In my research, I read a book that listed 100 different ways to take in air and breathe. But when it came to singing, there is only one – only one way to take in the air. You must take it in through the mouth and not the nose and you can’t take it in so deeply that it makes you have to squeeze it to try to control the amount of air and sound coming out, or otherwise wind up blowing it all out because the amount is that uncontrollable. Either way, it’s just too much air and it is not how to sing high notes. In this case, less is more. Learning exactly how can be tricky. But I can tell you this: learn how to master the art of the inhale and that is the greatest tip you will ever get for singing high notes – and — always remember this: less is more. Yes tricky, very tricky. However, when you do learn how, every single thing when it comes to singing your songs will be so much easier that it will make you wonder if this can really be singing.

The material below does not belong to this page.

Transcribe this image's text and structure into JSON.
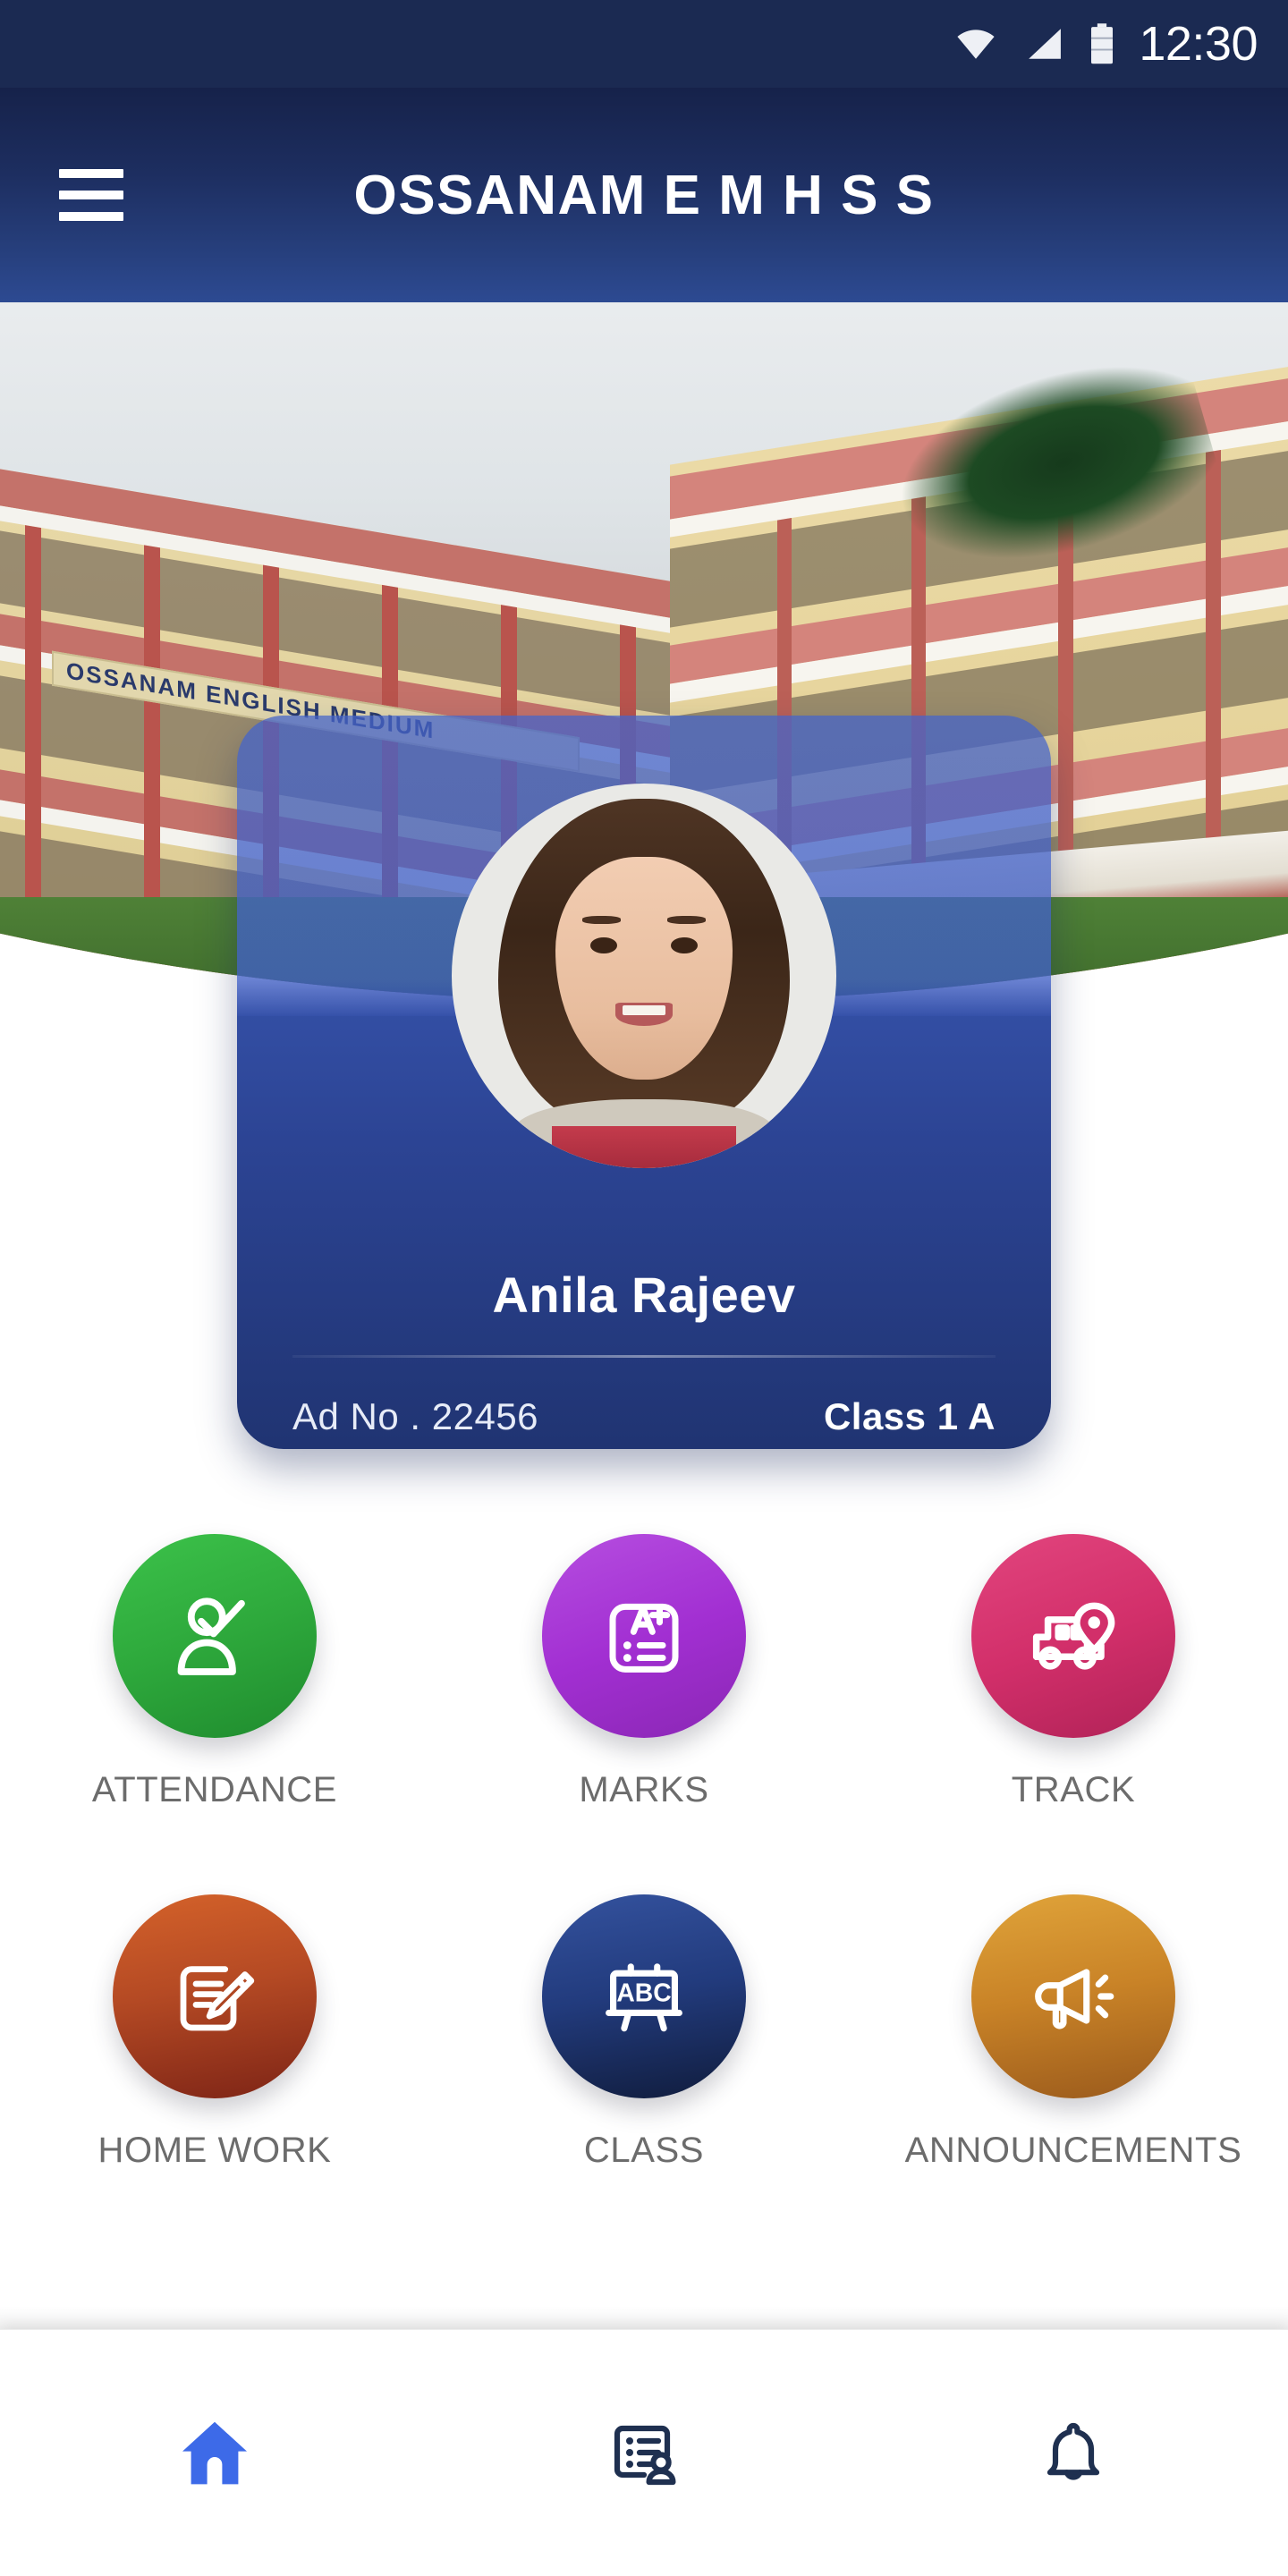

And the very best tip I have to offer any singer seeking to increase their range by learning how to sing high notes and sing them correctly (while also learning how to sing the low) is to find a skilled teacher that is a right fit for you. It may take some time trying out different teachers before you do, but I can guarantee that your search for that teacher will be well worth it.
Read more of my blogs: